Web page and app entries
────────────────────────────────────────

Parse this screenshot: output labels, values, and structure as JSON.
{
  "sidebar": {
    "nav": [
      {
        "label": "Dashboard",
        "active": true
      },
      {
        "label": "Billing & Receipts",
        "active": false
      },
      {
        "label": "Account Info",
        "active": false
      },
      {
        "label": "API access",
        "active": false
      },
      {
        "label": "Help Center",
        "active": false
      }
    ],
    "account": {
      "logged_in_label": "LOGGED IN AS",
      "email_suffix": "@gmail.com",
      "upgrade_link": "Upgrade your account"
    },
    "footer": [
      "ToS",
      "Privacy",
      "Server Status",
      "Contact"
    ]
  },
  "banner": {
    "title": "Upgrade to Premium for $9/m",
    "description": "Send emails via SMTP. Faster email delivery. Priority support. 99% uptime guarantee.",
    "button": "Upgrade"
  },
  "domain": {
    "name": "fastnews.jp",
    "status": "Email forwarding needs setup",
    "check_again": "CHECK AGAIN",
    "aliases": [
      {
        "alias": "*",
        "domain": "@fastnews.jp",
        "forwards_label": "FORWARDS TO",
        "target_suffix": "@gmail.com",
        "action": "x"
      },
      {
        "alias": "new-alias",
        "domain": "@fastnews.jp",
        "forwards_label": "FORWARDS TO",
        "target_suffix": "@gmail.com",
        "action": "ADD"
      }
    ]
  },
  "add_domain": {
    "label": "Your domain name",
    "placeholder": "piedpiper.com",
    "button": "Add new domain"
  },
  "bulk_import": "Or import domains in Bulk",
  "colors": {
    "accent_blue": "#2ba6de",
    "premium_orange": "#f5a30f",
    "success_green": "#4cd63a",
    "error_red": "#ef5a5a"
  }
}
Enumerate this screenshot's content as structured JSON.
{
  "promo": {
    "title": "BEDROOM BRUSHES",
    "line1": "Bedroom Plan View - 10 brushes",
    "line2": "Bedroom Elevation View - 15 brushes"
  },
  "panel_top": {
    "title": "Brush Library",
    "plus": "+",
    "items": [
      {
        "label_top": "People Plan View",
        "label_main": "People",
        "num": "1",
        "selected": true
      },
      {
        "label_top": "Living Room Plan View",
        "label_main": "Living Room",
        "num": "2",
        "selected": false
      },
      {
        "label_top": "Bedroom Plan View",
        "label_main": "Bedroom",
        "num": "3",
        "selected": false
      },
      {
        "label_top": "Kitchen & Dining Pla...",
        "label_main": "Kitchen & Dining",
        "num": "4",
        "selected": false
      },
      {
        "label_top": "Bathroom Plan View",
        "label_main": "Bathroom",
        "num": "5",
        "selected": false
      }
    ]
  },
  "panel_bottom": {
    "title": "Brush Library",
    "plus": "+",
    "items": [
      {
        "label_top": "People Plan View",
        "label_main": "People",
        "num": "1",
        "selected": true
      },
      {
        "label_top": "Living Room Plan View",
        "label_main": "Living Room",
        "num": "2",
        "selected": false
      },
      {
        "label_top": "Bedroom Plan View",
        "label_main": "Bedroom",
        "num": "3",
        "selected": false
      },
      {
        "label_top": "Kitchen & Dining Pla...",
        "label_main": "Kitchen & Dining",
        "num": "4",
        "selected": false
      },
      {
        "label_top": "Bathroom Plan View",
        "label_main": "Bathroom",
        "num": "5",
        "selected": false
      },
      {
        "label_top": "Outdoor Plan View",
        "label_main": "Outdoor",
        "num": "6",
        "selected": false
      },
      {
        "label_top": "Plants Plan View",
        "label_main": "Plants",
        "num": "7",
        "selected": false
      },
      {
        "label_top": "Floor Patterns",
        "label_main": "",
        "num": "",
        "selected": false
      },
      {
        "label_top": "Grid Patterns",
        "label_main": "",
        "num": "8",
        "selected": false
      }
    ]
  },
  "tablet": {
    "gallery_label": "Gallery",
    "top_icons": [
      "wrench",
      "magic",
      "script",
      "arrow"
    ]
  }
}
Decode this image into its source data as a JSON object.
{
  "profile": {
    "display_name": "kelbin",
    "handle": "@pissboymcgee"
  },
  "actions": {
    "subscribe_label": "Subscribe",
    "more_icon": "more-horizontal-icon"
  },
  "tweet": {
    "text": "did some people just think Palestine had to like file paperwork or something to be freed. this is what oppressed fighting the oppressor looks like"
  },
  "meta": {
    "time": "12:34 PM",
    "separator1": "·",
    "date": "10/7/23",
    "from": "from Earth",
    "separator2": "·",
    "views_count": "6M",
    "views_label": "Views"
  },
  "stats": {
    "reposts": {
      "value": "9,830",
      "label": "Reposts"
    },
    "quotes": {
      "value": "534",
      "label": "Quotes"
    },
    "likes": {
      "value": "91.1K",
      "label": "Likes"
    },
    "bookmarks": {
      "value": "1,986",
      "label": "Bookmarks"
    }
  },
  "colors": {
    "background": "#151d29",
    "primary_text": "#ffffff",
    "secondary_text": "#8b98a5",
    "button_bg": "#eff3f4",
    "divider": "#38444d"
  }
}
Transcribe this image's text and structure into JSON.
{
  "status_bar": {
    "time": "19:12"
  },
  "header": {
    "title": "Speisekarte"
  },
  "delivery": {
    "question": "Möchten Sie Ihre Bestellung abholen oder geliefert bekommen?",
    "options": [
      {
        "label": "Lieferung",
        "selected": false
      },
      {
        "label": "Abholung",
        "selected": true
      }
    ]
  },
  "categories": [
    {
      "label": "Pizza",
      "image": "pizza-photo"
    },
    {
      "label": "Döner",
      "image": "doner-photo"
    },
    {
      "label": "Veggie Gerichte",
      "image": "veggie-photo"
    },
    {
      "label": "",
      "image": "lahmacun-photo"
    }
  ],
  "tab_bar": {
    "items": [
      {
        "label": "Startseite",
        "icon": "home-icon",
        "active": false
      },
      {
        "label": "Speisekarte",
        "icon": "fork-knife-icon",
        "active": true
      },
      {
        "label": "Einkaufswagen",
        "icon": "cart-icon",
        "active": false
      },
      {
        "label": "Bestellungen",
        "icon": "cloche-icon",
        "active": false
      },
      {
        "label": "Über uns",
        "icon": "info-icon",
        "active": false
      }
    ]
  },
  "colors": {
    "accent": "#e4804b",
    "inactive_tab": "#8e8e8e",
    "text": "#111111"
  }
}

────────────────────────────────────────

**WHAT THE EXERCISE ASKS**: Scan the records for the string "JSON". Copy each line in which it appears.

**RESPONSE FOR THIS EXERCISE**:
Parse this screenshot: output labels, values, and structure as JSON.
Enumerate this screenshot's content as structured JSON.
Decode this image into its source data as a JSON object.
Transcribe this image's text and structure into JSON.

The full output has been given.